→ **Directions for this task**
Scan the entries for lines with the word "Authentic", then copy those lines.

_ _ _ _ _

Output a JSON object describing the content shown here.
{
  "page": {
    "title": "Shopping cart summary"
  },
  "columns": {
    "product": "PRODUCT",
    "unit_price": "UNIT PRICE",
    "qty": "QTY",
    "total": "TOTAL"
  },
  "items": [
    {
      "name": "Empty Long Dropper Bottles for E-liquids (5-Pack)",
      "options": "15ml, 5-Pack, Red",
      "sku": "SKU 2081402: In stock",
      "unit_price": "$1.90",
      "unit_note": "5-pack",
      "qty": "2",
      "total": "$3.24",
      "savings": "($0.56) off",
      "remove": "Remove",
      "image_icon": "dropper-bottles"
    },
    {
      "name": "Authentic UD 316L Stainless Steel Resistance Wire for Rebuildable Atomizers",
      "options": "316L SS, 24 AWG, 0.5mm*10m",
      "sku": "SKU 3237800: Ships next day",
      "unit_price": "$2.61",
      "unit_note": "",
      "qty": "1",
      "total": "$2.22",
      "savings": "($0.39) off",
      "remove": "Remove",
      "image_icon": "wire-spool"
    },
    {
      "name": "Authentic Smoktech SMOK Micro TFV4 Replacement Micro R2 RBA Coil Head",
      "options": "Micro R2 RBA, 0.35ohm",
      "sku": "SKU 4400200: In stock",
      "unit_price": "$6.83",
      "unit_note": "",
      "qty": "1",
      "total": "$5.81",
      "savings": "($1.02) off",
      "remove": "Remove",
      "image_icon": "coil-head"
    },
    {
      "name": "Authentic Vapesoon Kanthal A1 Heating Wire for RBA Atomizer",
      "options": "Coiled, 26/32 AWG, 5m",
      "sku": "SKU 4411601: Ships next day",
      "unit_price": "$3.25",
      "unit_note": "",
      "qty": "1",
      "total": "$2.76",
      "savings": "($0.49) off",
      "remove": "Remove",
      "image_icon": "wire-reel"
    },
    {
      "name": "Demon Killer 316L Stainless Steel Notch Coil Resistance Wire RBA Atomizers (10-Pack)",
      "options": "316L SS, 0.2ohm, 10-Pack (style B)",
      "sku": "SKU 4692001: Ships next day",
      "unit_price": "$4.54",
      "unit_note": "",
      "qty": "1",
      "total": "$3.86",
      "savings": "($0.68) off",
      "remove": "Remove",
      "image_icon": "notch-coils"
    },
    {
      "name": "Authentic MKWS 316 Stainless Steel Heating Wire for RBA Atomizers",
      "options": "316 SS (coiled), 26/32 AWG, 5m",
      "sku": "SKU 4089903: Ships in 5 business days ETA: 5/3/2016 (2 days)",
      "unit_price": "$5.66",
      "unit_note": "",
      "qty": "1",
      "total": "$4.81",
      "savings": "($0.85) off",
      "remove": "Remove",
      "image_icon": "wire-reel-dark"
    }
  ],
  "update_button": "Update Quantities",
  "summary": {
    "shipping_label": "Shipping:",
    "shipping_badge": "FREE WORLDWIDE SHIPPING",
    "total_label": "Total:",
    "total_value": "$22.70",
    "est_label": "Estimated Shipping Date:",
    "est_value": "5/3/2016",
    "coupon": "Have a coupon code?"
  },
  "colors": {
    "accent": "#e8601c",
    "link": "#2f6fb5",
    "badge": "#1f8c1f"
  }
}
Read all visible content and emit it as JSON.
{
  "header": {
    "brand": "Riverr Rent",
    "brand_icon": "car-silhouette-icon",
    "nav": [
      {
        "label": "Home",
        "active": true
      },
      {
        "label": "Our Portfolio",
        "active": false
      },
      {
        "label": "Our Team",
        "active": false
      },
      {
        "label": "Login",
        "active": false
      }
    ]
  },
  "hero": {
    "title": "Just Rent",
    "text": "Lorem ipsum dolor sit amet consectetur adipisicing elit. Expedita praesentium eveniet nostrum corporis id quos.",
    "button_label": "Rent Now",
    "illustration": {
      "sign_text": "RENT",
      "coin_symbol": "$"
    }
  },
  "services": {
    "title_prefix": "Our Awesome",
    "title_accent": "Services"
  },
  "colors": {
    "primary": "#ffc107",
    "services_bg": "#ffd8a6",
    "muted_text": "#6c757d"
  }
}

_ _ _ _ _

→ **Task output**
      "name": "Authentic UD 316L Stainless Steel Resistance Wire for Rebuildable Atomizers",
      "name": "Authentic Smoktech SMOK Micro TFV4 Replacement Micro R2 RBA Coil Head",
      "name": "Authentic Vapesoon Kanthal A1 Heating Wire for RBA Atomizer",
      "name": "Authentic MKWS 316 Stainless Steel Heating Wire for RBA Atomizers",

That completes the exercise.